“Speculative market participants have been betting for the most part on falling gold prices—they have not significantly expanded their net short positions in the past two weeks, however. Gold continues to be sold by ETF investors: last week saw outflows of 9 tons, and 22 tons since the start of the month,” said Carsten Fritsch and the commodities team at Commerzbank, in a note. “Yet these quantities are really too small to have any noticeable effect on the gold price. While gold demand in India has been subdued so far this year, it has at least picked up again somewhat in China and Hong Kong recently.”

Fritsch said midweek congressional testimony by Federal Reserve Chairman Jerome Powell could prove to be the metal market’s highlight of the week but even then expectations for gradually rising interest rates have already been factored into dollar trading, and accordingly, into gold’s price.

“The testimony of Fed Chair Powell before the U.S. Senate and House of Representatives is unlikely to lend any new impetus to the gold price.
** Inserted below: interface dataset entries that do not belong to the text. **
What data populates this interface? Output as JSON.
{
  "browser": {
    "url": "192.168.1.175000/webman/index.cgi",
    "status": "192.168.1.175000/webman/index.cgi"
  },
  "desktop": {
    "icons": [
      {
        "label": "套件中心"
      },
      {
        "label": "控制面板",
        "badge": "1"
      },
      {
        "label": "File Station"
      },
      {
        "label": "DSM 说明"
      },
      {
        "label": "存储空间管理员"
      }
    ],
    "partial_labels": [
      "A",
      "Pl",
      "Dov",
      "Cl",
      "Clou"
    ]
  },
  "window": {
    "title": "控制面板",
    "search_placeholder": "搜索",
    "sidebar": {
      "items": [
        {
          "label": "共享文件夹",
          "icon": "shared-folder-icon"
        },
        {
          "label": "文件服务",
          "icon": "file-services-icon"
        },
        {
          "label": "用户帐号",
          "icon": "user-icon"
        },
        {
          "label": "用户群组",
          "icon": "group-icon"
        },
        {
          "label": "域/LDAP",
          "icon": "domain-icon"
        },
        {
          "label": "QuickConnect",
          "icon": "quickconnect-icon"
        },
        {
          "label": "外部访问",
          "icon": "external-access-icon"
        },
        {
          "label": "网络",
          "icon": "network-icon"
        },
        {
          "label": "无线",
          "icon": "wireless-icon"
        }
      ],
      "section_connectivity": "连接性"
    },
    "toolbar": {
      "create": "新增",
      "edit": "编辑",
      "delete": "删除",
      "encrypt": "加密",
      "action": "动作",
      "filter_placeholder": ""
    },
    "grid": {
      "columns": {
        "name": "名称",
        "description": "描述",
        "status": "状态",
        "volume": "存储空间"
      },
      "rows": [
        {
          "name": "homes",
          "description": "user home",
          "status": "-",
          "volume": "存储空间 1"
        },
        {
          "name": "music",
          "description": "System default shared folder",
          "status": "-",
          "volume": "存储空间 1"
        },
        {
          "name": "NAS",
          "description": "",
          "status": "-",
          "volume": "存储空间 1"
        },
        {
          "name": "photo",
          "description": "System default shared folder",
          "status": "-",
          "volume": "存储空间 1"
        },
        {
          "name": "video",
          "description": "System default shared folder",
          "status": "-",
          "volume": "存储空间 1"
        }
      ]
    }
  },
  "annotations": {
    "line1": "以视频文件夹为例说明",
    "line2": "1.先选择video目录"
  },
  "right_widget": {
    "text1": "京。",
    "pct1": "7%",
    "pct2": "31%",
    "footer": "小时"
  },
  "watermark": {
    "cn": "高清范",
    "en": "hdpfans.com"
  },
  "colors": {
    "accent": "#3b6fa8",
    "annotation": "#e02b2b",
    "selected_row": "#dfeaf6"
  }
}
The buoyant U.S. economy means the Fed is unlikely to deviate from its chosen path,” said Fritsch.

Meanwhile, industrial metals traded narrowly mixed. September silver












SIU8, -0.13%










defied gold’s early move, tacking on 4 cents, or 0.3%, at $15.86 an ounce. Its close at $15.815 Friday was the lowest finish year to date for a most-active contract. Gold’s sister metal saw a weekly decline of 1.6%, with the metal dogged by a downturn in industrials metals on the back of tariff tensions and a retreat for precious metals.

September copper












HGU8, -0.16%










 eased about 0.5% to $2.761 a pound after it logged a weekly loss of about 1.7%. October platinum












PLV8, -0.77%










 was up 0.6% to $835.40 an ounce, ending 2.2% lower last week, while September palladium












PAU8, -1.98%










 changed hands at $934.70 an ounce, up 0.2% on the day. The contract shed 1.6% for last week.



Source : MTV